September 29, 2009

Meatballs for Choir Boys

Growing up in Cooperstown my family ate at community suppers with the same regularity we did restaurants. Hardly a month passed when my mother wasn’t whipping up a batch of these homemade meatballs to cart off to the Church, Girl Scouts or Lions Club. Sometimes she would ask the organizer if she could bring a beverage or dessert, but the answer was always no. People wanted their meatballs.

It turns out that she shouldn’t have been surprised by their popularity. These meatballs had already achieved community supper-fame many years before when my paternal grandmother made them for my father’s children’s choir dinners. In fact, they were so popular that she wrote down the recipe and named it in honor of the choir boys who so happily devoured them.

Over time I have discovered that meatballs are incredibly handy in the kitchen. They freeze beautifully, guaranteeing that a tasty meal is always at my fingertips no matter how hectic my day. And, when I need to make them in bulk for a community supper – like my mother and grandmother before me – I simply double or triple the recipe. I’ll admit, there are many occasions when people tell me they don’t see the point in making homemade meatballs since perfectly good ones can be purchased at the market. As a fellow parent I completely understand the need for convenience, but making a large batch of these meatballs to keep in your freezer is twice as delicious and efficient as anything you will find at a store.
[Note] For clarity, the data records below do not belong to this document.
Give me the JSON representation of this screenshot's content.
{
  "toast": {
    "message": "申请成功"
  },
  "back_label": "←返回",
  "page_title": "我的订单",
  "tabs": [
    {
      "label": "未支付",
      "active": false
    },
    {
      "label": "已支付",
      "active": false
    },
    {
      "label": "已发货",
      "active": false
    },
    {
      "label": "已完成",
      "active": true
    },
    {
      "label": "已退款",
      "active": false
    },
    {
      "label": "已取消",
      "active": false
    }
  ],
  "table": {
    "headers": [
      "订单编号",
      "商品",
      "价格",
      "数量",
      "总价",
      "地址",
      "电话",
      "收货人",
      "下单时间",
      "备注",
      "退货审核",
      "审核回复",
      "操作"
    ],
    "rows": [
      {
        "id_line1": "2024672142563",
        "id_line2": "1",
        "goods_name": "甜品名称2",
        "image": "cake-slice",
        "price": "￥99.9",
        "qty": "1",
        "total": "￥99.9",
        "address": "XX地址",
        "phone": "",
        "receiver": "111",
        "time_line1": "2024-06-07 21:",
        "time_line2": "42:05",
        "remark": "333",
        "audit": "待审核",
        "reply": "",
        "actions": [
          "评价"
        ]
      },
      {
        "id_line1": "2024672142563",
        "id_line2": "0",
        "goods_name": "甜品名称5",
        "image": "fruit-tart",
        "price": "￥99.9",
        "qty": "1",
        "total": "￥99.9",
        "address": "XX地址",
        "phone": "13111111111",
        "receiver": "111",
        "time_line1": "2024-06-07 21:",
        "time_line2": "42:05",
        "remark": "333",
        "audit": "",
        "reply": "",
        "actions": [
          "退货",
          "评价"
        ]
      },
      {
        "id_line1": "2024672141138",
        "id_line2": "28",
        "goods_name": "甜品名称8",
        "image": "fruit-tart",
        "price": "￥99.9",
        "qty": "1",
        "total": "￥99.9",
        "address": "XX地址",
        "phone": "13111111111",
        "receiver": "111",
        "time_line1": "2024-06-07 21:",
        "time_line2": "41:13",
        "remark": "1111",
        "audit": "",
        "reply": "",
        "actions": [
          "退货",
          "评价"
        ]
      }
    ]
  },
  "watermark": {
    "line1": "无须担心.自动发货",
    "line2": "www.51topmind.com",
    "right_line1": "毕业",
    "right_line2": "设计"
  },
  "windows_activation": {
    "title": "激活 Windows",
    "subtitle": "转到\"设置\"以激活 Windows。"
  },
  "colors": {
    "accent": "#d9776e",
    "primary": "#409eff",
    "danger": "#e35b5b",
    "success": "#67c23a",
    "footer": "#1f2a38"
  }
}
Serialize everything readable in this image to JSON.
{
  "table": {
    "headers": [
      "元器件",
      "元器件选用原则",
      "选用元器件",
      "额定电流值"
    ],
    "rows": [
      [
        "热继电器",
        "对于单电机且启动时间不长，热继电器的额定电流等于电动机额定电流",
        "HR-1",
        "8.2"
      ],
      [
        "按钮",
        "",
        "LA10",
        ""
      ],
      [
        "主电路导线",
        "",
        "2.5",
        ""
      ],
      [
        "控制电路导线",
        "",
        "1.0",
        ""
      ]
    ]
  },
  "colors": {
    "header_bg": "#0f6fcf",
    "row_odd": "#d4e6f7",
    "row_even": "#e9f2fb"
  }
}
One of the keys to making these meatballs is to start with good ingredients. I always buy meats with a high ratio of fat. This keeps the meatballs moist and tender, and prevents them from having any sort of golfball-like texture or flavor. Once all the ingredients are gathered, making the meatballs while my daughter naps is a cinch. I simply place them in a large glass bowl and mix with clean hands until everything is evenly incorporated. Then I form the mixture into 1-inch balls, making sure they are molded firmly enough to stay together when they are seared in the pan.

Come dinner time I serve them piled high on top of a big plate of piping hot spaghetti. Suffice it to say, when they hit the table – whether it be at a family gathering or community supper – there is instant silence as everyone ceases conversation and begins eating.


Meatballs for Choir Boys

an original recipe adapted from my paternal grandmother


1/3 lb. ground beef
1/3 lb. ground pork
1/3 lb. ground veal
2 slices of white bread soaked in 1/3 c. milk
½ c. parmesan cheese, grated
1 t. salt
½ t. oregano
¼ t. black pepper
1 clove garlic, minced
1 T. parsley, finely chopped
2 eggs, lightly beaten

Makes about 24-28 meatballs


1. Place all of the ingredients above in a large glass bowl and mix well with clean hands.
2. Once everything is combined form small meatballs, about 1-inch in diameter.
3. In a skillet over medium heat, brown the meatballs until they are totally seared to keep the juices in. FREEZING: If you want to freeze meatballs, at this point remove them from the pan and place them in a tightly sealed freezer bag. To thaw, remove from freezer and cook in tomato sauce per instructions below.
4. Then put the meatballs in a pot of spaghetti sauce and cook for 1 hour.

Naptime Notes

Naptime Recipe Serving ideas

Meatballs are one of the best things to have in your freezer at all times. They freeze and defrost beautifully, and both adults and children alike love them.

Naptime Stopwatch

Making meatballs does not take long. I usually make them during naptime (about 10 minutes) and then put them in the fridge until dinner. Then I brown the meatballs and put them in the sauce to cook through.

Naptime Reviews

I’ve tried many meatball recipes but always come back to these. They are nicely flavored with the meats, spices and garlic. My daughter and husband alike adore these, which always makes for an enjoyable family meal.